This common ground is crucial in our discussions, as we shall see below. It is important to note however that common ground is not the same as neutral ground. It may be tempting, in our desire to relate to unbelievers and to more effectively communicate with them, to try to find some neutral ground which emphasizes that which we agree on. Don’t fall into this trap! Neutrality is impossible; we cannot leave God out of things as He is the foundation for absolutely everything. We know from the Bible that God is not at the end of the thinking process but at its beginning (Proverbs 9:10, Psalm 111:10. Proverbs 1:7, Proverbs 2:5. Proverbs 15:32). We also know from the Bible that all knowledge is deposited in Christ (Colossians 2:3). We are asked to walk in Christ (Colossians 2:6), and not to follow philosophy based on human tradition (Colossians 2:8), but rather follow that which is according to Christ (Colossians 2:8). Paul also tells us to avoid the irreverent babble and contradictions of what is falsely called “knowledge,” (1 Titus 6:20).
We should heed the advice of Paul “Therefore do not become partners with them; for at one time you were darkness, but now you are light in the Lord. Walk as children of light (for the fruit of light is found in all that is good and right and true), and try to discern what is pleasing to the Lord. Take no part in the unfruitful works of darkness, but instead expose them.” (Ephesians 5:7-11).
We are advised not to partner with unbelievers! What does this mean? Paul is talking about partnering with them intellectually or methodologically; we should not be “yoked” with them, or be subject to the same authority (2 Corinthians 6:17). We shall see how this is of great significance in the way we conduct discussions with unbelievers, who subscribe to a fundamentally opposite worldview.

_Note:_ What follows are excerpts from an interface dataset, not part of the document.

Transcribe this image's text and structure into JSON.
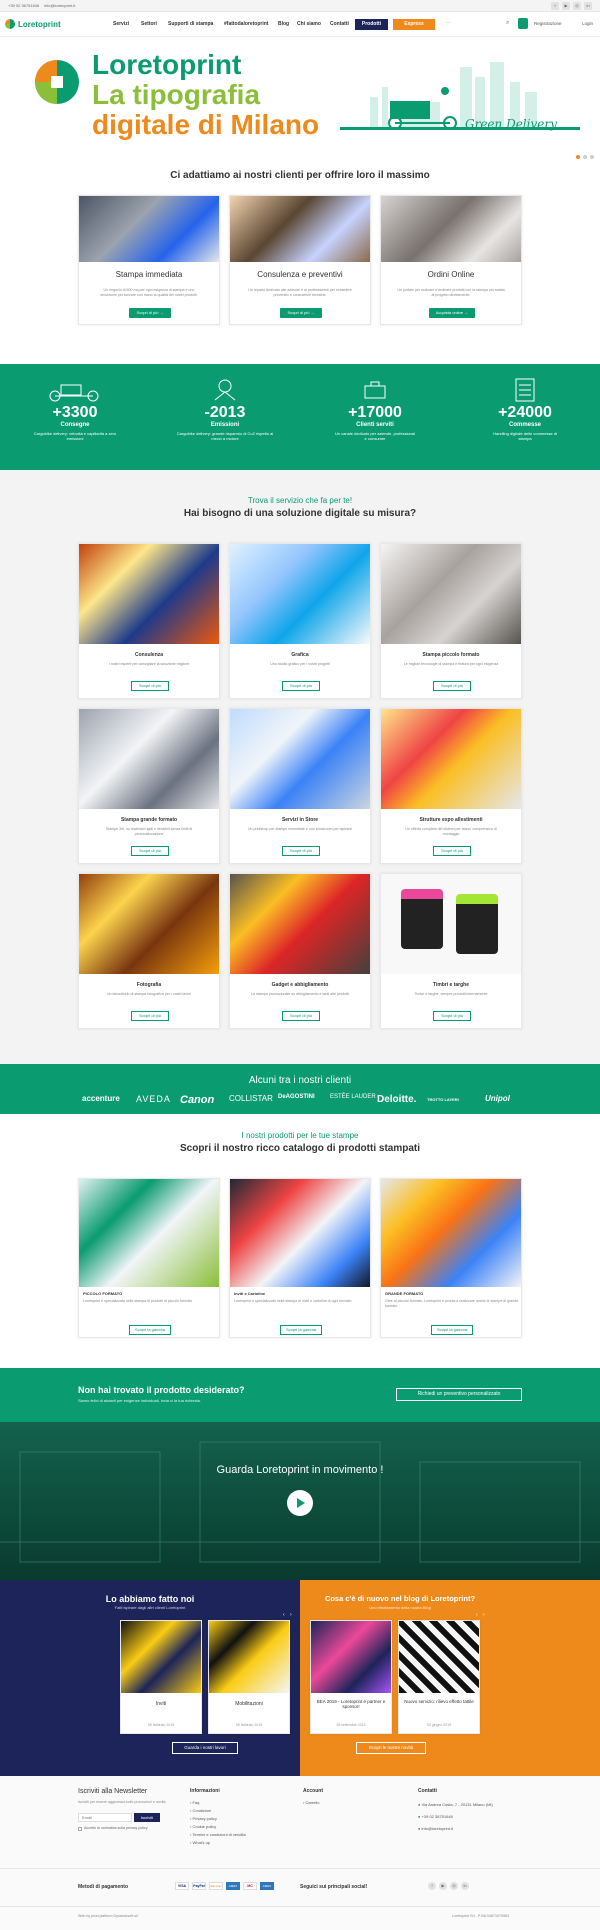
{
  "topbar": {
    "phone": "+39 02 36751646",
    "email": "info@loretoprint.it"
  },
  "brand": {
    "name": "Loretoprint"
  },
  "nav": {
    "items": [
      "Servizi",
      "Settori",
      "Supporti di stampa",
      "#fattodaloretoprint",
      "Blog",
      "Chi siamo",
      "Contatti"
    ],
    "products": "Prodotti",
    "express": "Express",
    "register": "Registrazione",
    "login": "Login",
    "more": "···"
  },
  "hero": {
    "line1": "Loretoprint",
    "line2": "La tipografia",
    "line3": "digitale di Milano",
    "badge": "Green Delivery"
  },
  "intro": {
    "title": "Ci adattiamo ai nostri clienti per offrire loro il massimo",
    "cards": [
      {
        "title": "Stampa immediata",
        "desc": "Un negozio di 600 mq per ogni esigenza di stampa e uno showroom per toccare con mano la qualità dei nostri prodotti.",
        "button": "Scopri di più →"
      },
      {
        "title": "Consulenza e preventivi",
        "desc": "Un reparto dedicato alle aziende e ai professionisti per richiedere preventivi e consulenze tecniche.",
        "button": "Scopri di più →"
      },
      {
        "title": "Ordini Online",
        "desc": "Un portale per ordinare e ordinare prodotti con la stampa più adatta al progetto direttamente.",
        "button": "Acquista online →"
      }
    ]
  },
  "stats": [
    {
      "number": "+3300",
      "label": "Consegne",
      "desc": "Cargobike delivery: velocità e capillarità a zero emissioni"
    },
    {
      "number": "-2013",
      "label": "Emissioni",
      "desc": "Cargobike delivery: grande risparmio di Co2 rispetto ai mezzi a motore"
    },
    {
      "number": "+17000",
      "label": "Clienti serviti",
      "desc": "Un canale dedicato per aziende, professional e consumer"
    },
    {
      "number": "+24000",
      "label": "Commesse",
      "desc": "Handling digitale delle commesse di stampa"
    }
  ],
  "services": {
    "kicker": "Trova il servizio che fa per te!",
    "title": "Hai bisogno di una soluzione digitale su misura?",
    "button": "Scopri di più",
    "items": [
      {
        "title": "Consulenza",
        "desc": "I nostri esperti per consigliare la soluzione migliore"
      },
      {
        "title": "Grafica",
        "desc": "Uno studio grafico per i vostri progetti"
      },
      {
        "title": "Stampa piccolo formato",
        "desc": "Le migliori tecnologie di stampa e finitura per ogni esigenza"
      },
      {
        "title": "Stampa grande formato",
        "desc": "Stampe 3/6, su materiali rigidi e flessibili senza limiti di personalizzazione"
      },
      {
        "title": "Servizi in Store",
        "desc": "Un printshop per stampe immediate e uno showroom per ispirarsi"
      },
      {
        "title": "Strutture expo allestimenti",
        "desc": "Un offerta completa dei sistemi per stand, comprensivo di montaggio"
      },
      {
        "title": "Fotografia",
        "desc": "Un laboratorio di stampa fotografica per i vostri lavori"
      },
      {
        "title": "Gadget e abbigliamento",
        "desc": "La stampa promozionale su abbigliamento e tanti altri prodotti"
      },
      {
        "title": "Timbri e targhe",
        "desc": "Timbri e targhe, sempre prodotti internamente"
      }
    ]
  },
  "clients": {
    "title": "Alcuni tra i nostri clienti",
    "logos": [
      "accenture",
      "AVEDA",
      "Canon",
      "COLLISTAR",
      "DeAGOSTINI",
      "ESTĒE LAUDER",
      "Deloitte.",
      "TROTTO LAYERI",
      "Unipol"
    ]
  },
  "products": {
    "kicker": "I nostri prodotti per le tue stampe",
    "title": "Scopri il nostro ricco catalogo di prodotti stampati",
    "button": "Scopri la gamma",
    "items": [
      {
        "title": "PICCOLO FORMATO",
        "desc": "Loretoprint è specializzata nella stampa di prodotti di piccolo formato"
      },
      {
        "title": "Inviti e Cartoline",
        "desc": "Loretoprint è specializzata nella stampa di inviti e cartoline di ogni formato"
      },
      {
        "title": "GRANDE FORMATO",
        "desc": "Oltre al piccolo formato, Loretoprint è pronta a realizzare anche le stampe di grande formato"
      }
    ]
  },
  "cta": {
    "title": "Non hai trovato il prodotto desiderato?",
    "desc": "Siamo felici di aiutarti per esigenze individuali, invia ci la tua richiesta.",
    "button": "Richiedi un preventivo personalizzato"
  },
  "video": {
    "title": "Guarda Loretoprint in movimento !"
  },
  "works": {
    "title": "Lo abbiamo fatto noi",
    "subtitle": "Fatti ispirare dagli altri clienti Loretoprint",
    "items": [
      {
        "title": "Inviti",
        "date": "08 febbraio 2019"
      },
      {
        "title": "Mobilitazioni",
        "date": "08 febbraio 2019"
      }
    ],
    "button": "Guarda i nostri lavori"
  },
  "blog": {
    "title": "Cosa c'è di nuovo nel blog di Loretoprint?",
    "subtitle": "Uno sfruttamento della nostra Blog",
    "items": [
      {
        "title": "BEA 2019 - Loretoprint è partner e sponsor!",
        "date": "26 settembre 2019"
      },
      {
        "title": "Nuovo servizio: rilievo effetto tattile",
        "date": "03 giugno 2019"
      }
    ],
    "button": "Scopri le nostre novità"
  },
  "footer": {
    "newsletter": {
      "title": "Iscriviti alla Newsletter",
      "desc": "Iscriviti per essere aggiornato sulle promozioni e novità",
      "placeholder": "Email",
      "button": "Iscriviti",
      "privacy": "Accetto la normativa sulla privacy policy"
    },
    "info": {
      "title": "Informazioni",
      "links": [
        "Faq",
        "Condizioni",
        "Privacy policy",
        "Cookie policy",
        "Termini e condizioni di vendita",
        "What's up"
      ]
    },
    "account": {
      "title": "Account",
      "links": [
        "Carrello"
      ]
    },
    "contacts": {
      "title": "Contatti",
      "address": "Via Andrea Costa, 7 - 20131 Milano (MI)",
      "phone": "+39 02 36751646",
      "email": "info@loretoprint.it"
    },
    "payments": {
      "title": "Metodi di pagamento",
      "methods": [
        "VISA",
        "PayPal",
        "discover",
        "AMEX",
        "MC",
        "AMEX"
      ]
    },
    "social": {
      "title": "Seguici sui principali social!"
    },
    "credit": "Web by pixel platform Dynamicsoft srl",
    "vat": "Loretoprint Srl - P.IVA 04871970963"
  },
  "colors": {
    "green": "#0a9b70",
    "navy": "#1c2459",
    "orange": "#ee8a1c",
    "lime": "#8bbf3a"
  }
}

If we look at any non-Christian belief system, we will note two things:
- 1 - what they claim to believe, i.e. the professed worldview.2 - what their actions assume about the world, i.e. how they live their life.
These two are always at odds with each other, no matter what the belief system. The Christian worldview is the only one which makes sense of reality.
Some systems of unbelief might claim everything that exists is material in nature (materialistic atheism or atheistic evolutionism, for example). Others might claim that everything is an illusion (Hinduism or Pantheism, for example). Still others might claim that they came to correct the Bible (Muslims, Mormons or Jehovah’s Witnesses, for example). Then there are those who claim we can’t know anything about God (such as agnostics or skeptics). An apologist’s job is to expose the inconsistency and arbitrariness of all of these systems, to show them in the words of Paul how God has “made foolish the wisdom of the world” (1 Corinthians 1:18), or in the words of Isaiah that "I, the LORD, am the maker of all things, stretching out the heavens by Myself and spreading out the earth all alone, causing the omens of boasters to fail, making fools out of diviners, causing wise men to draw back and turning their knowledge into foolishness, confirming the word of His servant” (Isaiah 44:25). Whatever the world claims as wisdom is in fact foolishness and unless the world turns to God on His own authority, they will remain not only fools but unsaved.